A last-ditch attempt by Senate Republicans to repeal and replace the 2010 health care law appears unlikely to get off the ground, as lawmakers from both parties pin all their hopes for a health care fix on a long-shot bipartisan bill to stabilize the insurance markets.

While there’s an effort underway within the GOP conference to try to hold another vote on a bill to overhaul former President Barack Obama’s signature domestic achievement, optimism is low among several Republican lawmakers and aides that it will be successful.

White House Adds Sweeping Immigration Bill to Lawmakers’ Agenda
Spox: After ‘three-week vacation,’ Congress should be ‘rested and ready’

Immigration rights demonstrators prepare to march from the White House to the Trump Hotel and the Justice Department to oppose President Trump's decision to end the DACA program for “dreamers” on Tuesday, Sept. 5, 2017. (Bill Clark/CQ Roll Call)

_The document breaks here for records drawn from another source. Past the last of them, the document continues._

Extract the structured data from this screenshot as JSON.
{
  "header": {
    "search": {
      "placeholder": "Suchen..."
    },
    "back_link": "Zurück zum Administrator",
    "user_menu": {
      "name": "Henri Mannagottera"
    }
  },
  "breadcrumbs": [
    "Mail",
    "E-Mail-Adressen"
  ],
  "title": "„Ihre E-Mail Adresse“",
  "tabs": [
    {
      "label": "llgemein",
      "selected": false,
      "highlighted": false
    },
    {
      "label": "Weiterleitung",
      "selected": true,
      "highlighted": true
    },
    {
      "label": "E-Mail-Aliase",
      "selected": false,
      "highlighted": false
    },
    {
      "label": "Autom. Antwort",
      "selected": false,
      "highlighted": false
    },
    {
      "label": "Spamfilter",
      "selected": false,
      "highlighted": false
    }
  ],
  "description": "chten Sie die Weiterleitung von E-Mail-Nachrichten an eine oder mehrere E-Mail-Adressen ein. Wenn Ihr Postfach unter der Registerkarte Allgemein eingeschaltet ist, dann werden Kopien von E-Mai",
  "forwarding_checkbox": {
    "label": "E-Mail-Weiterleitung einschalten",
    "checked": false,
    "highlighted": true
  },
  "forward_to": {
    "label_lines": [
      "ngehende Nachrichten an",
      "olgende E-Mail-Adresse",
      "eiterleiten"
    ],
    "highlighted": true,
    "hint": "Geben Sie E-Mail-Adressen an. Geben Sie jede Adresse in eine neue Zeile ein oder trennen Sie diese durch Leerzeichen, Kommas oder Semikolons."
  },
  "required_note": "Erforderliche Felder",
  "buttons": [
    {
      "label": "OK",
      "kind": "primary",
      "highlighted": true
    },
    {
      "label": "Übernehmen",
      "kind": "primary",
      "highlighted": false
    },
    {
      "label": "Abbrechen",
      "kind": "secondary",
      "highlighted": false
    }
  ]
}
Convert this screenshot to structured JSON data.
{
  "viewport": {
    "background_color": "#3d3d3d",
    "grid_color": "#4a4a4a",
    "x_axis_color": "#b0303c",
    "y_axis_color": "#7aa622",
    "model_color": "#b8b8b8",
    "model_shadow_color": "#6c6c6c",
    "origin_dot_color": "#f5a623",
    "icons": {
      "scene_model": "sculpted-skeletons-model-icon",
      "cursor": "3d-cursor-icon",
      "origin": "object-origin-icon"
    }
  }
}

The White House doesn’t just want Congress to send President Donald Trump legislation addressing undocumented individuals that will lose federal protections due to his decision to end the Obama-era DACA program. Rather, the president wants them to craft a comprehensive immigration bill.

The president’s top spokeswoman, Sarah Huckabee Sanders, on Tuesday jabbed Congress for taking a “three-week vacation.” Their annual August break now complete, she said lawmakers should be “rested and ready to take on some big challenges,” including an immigration overhaul bill.

Who Won Recess?
Lawmakers make the scene back home

Sen. Al Franken, D-Minn., appeared on Bill Maher’s show in August to promote his new book, “A Giant in the Senate,” after canceling an earlier scheduled spot in protest. (Courtesy Janet VanHam/HBO).

One lawmaker played teacher but ended up learning from kids. Another gave hugs to those who care for the youngest opioid addicts. Many donned their eclipse glasses and looked skyward.

And one became the Python Hunter of the Everglades.